The western Africa region supports a significant proportion of the world’s species dependent upon freshwater wetland habitats. Given that the region represents approximately 5% of total global land mass (excluding Antarctica), it is apparent that many groups, waterbirds, plants and mammals in particular, are well represented within the region.
Number of described species
Number of species in western Africa
% of global total found in western Africa
Data sources: Balian et al. (2008); IUCN Red List (2008)
Of the 1,435 species assessed here at the regional scale, just over 14% are regionally threatened.

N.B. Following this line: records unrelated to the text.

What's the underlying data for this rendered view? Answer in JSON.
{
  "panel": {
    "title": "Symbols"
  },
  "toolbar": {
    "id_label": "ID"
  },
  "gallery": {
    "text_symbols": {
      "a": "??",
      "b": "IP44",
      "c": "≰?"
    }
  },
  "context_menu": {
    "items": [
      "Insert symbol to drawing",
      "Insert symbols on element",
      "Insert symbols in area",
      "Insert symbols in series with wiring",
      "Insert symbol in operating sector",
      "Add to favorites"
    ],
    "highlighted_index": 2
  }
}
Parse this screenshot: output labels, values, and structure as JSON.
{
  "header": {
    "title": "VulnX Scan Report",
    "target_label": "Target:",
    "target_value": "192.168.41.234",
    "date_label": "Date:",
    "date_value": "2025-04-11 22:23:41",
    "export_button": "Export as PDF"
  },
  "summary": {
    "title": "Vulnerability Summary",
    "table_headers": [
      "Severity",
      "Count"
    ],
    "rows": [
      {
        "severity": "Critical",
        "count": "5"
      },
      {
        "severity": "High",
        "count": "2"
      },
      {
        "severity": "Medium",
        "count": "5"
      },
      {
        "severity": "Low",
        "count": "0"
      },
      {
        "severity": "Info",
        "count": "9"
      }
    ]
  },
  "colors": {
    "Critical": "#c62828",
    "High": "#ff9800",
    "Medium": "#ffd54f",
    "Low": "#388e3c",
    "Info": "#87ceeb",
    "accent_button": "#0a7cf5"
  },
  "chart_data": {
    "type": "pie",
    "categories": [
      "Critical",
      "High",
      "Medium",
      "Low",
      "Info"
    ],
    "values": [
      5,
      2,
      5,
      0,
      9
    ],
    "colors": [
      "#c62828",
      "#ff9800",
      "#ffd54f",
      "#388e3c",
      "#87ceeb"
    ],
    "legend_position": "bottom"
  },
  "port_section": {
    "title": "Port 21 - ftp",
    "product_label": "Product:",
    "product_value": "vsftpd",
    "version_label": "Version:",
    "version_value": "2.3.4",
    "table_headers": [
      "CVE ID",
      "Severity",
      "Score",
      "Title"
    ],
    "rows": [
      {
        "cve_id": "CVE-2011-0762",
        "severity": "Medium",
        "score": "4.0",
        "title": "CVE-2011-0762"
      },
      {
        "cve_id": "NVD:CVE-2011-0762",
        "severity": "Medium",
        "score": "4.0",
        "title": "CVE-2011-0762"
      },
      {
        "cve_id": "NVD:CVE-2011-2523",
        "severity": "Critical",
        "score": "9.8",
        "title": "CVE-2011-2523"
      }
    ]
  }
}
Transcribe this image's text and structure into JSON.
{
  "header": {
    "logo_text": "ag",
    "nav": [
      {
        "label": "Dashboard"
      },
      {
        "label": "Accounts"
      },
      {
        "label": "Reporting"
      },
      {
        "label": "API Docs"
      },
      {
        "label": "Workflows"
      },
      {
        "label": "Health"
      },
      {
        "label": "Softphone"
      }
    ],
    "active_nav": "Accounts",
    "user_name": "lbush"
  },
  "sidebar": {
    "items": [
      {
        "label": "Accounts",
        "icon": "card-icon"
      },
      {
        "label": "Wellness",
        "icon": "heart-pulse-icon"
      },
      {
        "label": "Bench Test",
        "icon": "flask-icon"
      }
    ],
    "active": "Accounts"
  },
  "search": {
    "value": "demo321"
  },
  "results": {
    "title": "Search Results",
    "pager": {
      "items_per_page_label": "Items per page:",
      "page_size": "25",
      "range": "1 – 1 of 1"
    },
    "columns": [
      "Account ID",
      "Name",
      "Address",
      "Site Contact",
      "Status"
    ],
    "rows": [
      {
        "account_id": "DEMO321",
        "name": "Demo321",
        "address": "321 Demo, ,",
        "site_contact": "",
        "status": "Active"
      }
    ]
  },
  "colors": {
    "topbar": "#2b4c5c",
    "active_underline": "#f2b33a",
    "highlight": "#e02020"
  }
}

When compared with the global level of threat to some of those taxonomic groups that have been comprehensively assessed (e.g. amphibians, 30% threatened; birds, 12% threatened; mammals, 21% threatened (IUCN 2008)) this figure may seem relatively low. This can largely be attributed to the relatively low levels of past development and subsequent impacts to western Africa’s environment as compared to some other regions of the world. The Mean Species Abundance (MSA), an index of the mean abundance of original species, in sub-Saharan Africa in 2000 was calculated to be 73%, whereas Europe (MSA of 45%) and South and East Asia (MSA of 55%) are much lower . There are, however, a number of serious current and looming threats to the region’s inland water ecosystems with massive levels of population growth and development. This, combined with the predicted impacts of climate change, sets the stage for a potential major loss of freshwater biodiversity. The MSA predictions for 2050 are that sub-Saharan Africa will have the greatest decline in MSA of any region on Earth with a decline of 11.7%, compared to a global decline of 7.6%.
A comparison can also be made with other comprehensive regional freshwater biodiversity assessments. Eastern Africa, an area very rich in freshwater dependent species and very high levels of endemism, has just under 23% of species assessed as regionally threatened (note: this doesn’t include plants) – a level of threat significantly higher than that observed in western Africa. The eastern Africa situation was largely attributed to alien invasive species impacting on the many range restricted endemic fish species of the large lakes, and high levels of wetland degradation. For southern Africa, just over 7% of the species are assessed as regionally threatened. This relative low level of threat is most likely a reflection of the current low levels of development throughout much of the region, with the exception being South Africa, where development levels are much higher, and where the majority of the threatened species in the region are currently found.
IUCN Red List Categories: EX - Extinct, EW - Extinct in the Wild, CR - Critically Endangered, EN - Endangered, VU - Vulnerable, NT - Near Threatened, LC - Least Concern, DD - Data Deficient
Many species (34.5%) are endemic to the region, so their regional Red List assessments are equivalent to global assessments and therefore represent the risk of global extinction for the species. Of the 496 regionally endemic species assessed here (fishes, molluscs, odonates, crabs and plants), 170 species (34.3% of those assessed) are globally threatened.
With the inclusion of Red List assessments for a number of additional taxonomic groups assessed through other initiatives, the number of species assessed for their global risk of extinction in western Africa is 844, of which 203 species (24% of those assessed) are assessed as globally threatened (below), which is twice as high as in southern Africa which has a threat level of 12% when the same taxonomic groups are included.
IUCN Red List Categories: EX - Extinct, RE - Regionally Extinct, EW - Extinct in the Wild, CR - Critically Endangered, EN - Endangered, VU - Vulnerable, NT - Near Threatened, LC - Least Concern, DD - Data Deficient.
Additional data sources: Waterbirds - Wetlands International, Amphibians - IUCN Global Amphibian Assessment, Turtles - Peter Paul Van Dijk, Mammals - IUCN Global Mammal Assessment.